** Opening Material provided block **
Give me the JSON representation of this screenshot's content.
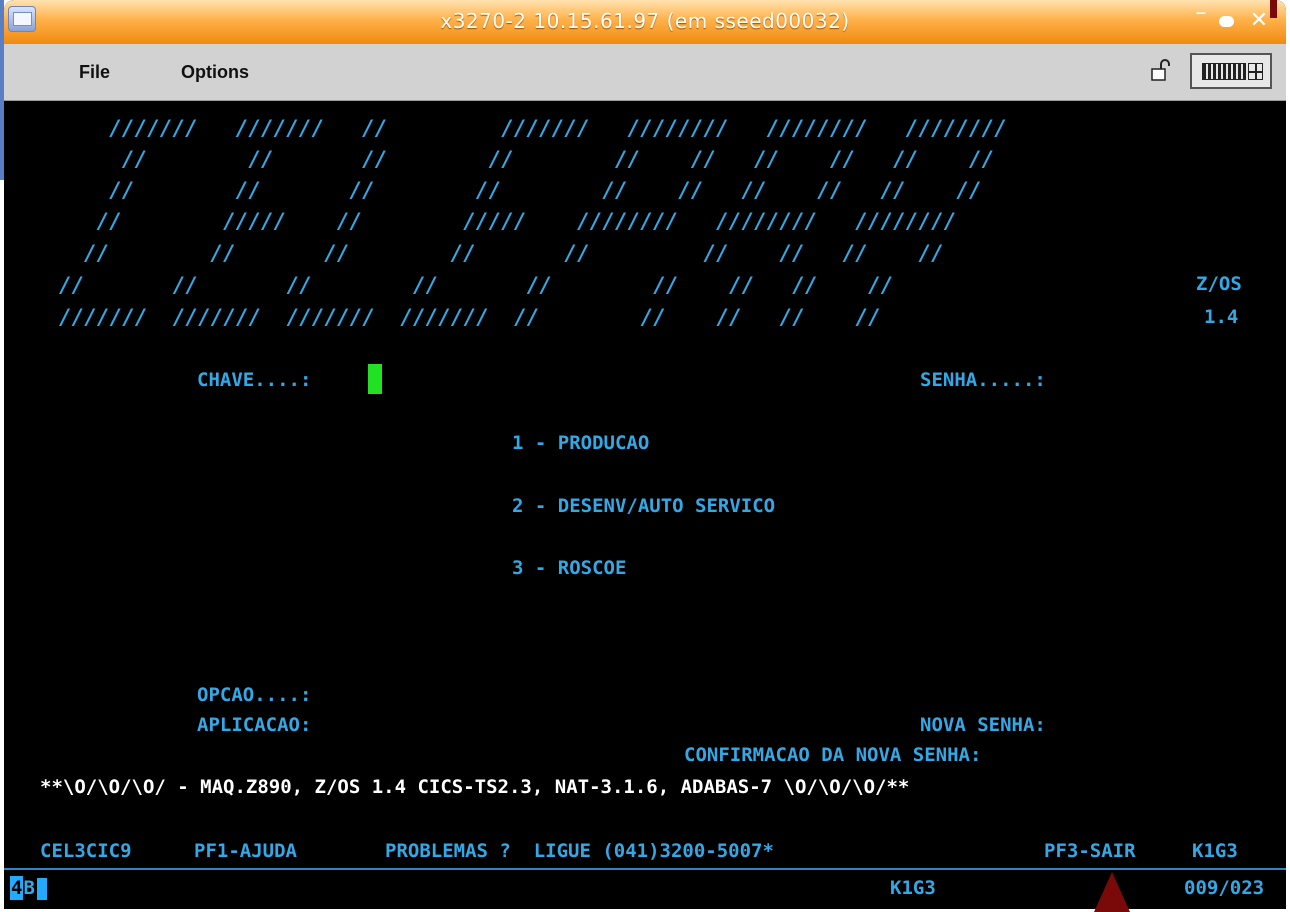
{
  "window": {
    "title": "x3270-2 10.15.61.97 (em sseed00032)",
    "accent": "#f08a10"
  },
  "menubar": {
    "file": "File",
    "options": "Options"
  },
  "logo": {
    "rows": [
      "  ///////   ///////   //         ///////   ////////   ////////   ////////",
      "   //        //       //        //        //    //   //    //   //    //",
      "  //        //       //        //        //    //   //    //   //    //",
      " //        /////    //        /////    ////////   ////////   ////////",
      "//        //       //        //       //         //    //   //    //",
      "//       //       //        //       //        //    //   //    //",
      "///////  ///////  ///////  ///////  //        //    //   //    //"
    ],
    "os_label": "Z/OS",
    "os_version": "1.4"
  },
  "login": {
    "chave_label": "CHAVE....:",
    "senha_label": "SENHA.....:",
    "opcao_label": "OPCAO....:",
    "aplicacao_label": "APLICACAO:",
    "nova_senha_label": "NOVA SENHA:",
    "confirmacao_label": "CONFIRMACAO DA NOVA SENHA:"
  },
  "options": [
    "1 - PRODUCAO",
    "2 - DESENV/AUTO SERVICO",
    "3 - ROSCOE"
  ],
  "system_banner": "**\\O/\\O/\\O/ - MAQ.Z890, Z/OS 1.4 CICS-TS2.3, NAT-3.1.6, ADABAS-7 \\O/\\O/\\O/**",
  "footer": {
    "terminal_id": "CEL3CIC9",
    "pf1": "PF1-AJUDA",
    "problemas": "PROBLEMAS ?  LIGUE (041)3200-5007*",
    "pf3": "PF3-SAIR",
    "node": "K1G3"
  },
  "status_line": {
    "oia_4": "4",
    "oia_b": "B",
    "node": "K1G3",
    "cursor_pos": "009/023"
  },
  "colors": {
    "screen_bg": "#000000",
    "field_text": "#32a9e6",
    "cursor": "#22e022"
  }
}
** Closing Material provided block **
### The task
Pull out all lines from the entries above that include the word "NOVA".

### Task answer
    "nova_senha_label": "NOVA SENHA:",
    "confirmacao_label": "CONFIRMACAO DA NOVA SENHA:"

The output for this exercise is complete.